» To do
Your answer needs to include each line of the records in which the string "blue" can be found.

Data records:
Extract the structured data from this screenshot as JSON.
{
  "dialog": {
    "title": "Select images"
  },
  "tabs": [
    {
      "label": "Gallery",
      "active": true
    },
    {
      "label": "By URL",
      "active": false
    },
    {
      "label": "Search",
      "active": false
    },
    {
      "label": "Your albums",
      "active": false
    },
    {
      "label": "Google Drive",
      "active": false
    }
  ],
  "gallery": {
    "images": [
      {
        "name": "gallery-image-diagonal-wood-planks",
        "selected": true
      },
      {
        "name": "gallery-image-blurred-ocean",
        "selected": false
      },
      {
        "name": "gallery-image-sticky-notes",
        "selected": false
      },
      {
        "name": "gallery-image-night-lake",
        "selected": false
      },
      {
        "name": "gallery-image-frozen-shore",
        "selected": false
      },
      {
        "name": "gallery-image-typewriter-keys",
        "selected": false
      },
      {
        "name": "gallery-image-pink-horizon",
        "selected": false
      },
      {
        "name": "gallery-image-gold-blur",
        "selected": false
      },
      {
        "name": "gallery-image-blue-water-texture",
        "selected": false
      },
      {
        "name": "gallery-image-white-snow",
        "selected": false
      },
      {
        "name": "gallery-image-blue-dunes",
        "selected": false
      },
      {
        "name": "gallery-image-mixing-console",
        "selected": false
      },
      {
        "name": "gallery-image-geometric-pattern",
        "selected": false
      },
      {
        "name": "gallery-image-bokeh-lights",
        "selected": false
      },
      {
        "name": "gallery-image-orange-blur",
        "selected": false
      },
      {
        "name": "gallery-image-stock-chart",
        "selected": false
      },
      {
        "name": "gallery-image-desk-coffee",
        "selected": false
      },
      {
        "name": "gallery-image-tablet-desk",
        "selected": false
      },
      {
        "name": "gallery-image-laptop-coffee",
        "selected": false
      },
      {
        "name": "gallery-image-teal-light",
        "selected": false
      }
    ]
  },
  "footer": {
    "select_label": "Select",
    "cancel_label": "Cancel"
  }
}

» Answer to the problem
        "name": "gallery-image-blue-water-texture",
        "name": "gallery-image-blue-dunes",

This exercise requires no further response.